Stored data entries:
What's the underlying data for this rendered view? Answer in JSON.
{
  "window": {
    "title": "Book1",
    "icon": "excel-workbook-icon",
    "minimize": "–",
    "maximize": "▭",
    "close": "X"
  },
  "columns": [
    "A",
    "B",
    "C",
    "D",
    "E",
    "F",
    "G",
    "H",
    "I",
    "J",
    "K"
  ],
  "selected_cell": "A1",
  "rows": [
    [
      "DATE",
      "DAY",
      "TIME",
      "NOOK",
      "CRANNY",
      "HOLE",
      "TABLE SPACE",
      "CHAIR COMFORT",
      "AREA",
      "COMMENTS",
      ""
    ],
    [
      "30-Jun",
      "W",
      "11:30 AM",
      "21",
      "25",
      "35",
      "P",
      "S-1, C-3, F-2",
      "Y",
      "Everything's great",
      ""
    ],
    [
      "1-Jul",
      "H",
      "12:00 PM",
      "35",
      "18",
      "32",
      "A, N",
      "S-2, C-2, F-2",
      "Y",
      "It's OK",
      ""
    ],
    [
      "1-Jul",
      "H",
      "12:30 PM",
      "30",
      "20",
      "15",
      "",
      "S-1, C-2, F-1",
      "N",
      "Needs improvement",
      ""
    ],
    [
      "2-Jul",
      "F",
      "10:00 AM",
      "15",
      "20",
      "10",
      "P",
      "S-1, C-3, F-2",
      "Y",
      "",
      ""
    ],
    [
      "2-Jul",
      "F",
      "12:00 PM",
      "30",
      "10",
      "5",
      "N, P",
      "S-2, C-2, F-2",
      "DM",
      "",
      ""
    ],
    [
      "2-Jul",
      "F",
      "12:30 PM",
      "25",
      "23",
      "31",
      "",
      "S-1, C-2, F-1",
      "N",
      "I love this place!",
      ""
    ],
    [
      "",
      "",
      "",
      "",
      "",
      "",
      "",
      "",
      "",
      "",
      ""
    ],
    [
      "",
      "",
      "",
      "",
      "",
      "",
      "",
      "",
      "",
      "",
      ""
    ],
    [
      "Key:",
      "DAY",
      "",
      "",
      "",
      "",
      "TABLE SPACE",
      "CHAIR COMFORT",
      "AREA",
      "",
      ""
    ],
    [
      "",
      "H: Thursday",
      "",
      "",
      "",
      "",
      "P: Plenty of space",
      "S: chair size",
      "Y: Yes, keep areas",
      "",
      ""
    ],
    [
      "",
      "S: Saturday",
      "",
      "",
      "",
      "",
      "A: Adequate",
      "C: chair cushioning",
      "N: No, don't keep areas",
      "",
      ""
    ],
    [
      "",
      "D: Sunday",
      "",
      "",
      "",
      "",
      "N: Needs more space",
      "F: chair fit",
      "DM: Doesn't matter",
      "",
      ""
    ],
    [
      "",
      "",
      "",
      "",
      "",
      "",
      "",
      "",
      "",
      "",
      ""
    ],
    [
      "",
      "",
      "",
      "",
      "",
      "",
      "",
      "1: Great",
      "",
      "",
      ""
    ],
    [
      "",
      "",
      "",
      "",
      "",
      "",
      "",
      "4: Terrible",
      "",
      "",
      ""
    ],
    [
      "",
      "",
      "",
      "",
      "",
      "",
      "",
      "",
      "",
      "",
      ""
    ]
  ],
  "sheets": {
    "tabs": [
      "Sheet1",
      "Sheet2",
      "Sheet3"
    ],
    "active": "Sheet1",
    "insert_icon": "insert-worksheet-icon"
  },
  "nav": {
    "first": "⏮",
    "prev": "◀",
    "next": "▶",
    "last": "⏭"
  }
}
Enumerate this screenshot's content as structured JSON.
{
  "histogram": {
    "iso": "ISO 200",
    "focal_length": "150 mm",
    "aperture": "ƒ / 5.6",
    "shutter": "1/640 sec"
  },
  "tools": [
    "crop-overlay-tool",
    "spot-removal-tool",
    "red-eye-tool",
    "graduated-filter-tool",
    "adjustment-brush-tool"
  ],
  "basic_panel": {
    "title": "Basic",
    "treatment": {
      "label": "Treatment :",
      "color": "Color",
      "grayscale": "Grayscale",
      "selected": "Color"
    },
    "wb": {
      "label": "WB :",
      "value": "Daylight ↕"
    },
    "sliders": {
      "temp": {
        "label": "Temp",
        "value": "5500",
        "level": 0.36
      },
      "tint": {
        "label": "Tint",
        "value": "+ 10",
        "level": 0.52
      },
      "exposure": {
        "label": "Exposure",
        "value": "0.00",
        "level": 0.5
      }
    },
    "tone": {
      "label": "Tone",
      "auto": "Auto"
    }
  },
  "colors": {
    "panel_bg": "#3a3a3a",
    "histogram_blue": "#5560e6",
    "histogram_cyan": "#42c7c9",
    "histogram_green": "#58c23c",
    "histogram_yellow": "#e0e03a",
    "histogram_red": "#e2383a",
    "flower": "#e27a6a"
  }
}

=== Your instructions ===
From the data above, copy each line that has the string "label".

=== Solution for this problem ===
      "label": "Treatment :",
      "label": "WB :",
        "label": "Temp",
        "label": "Tint",
        "label": "Exposure",
      "label": "Tone",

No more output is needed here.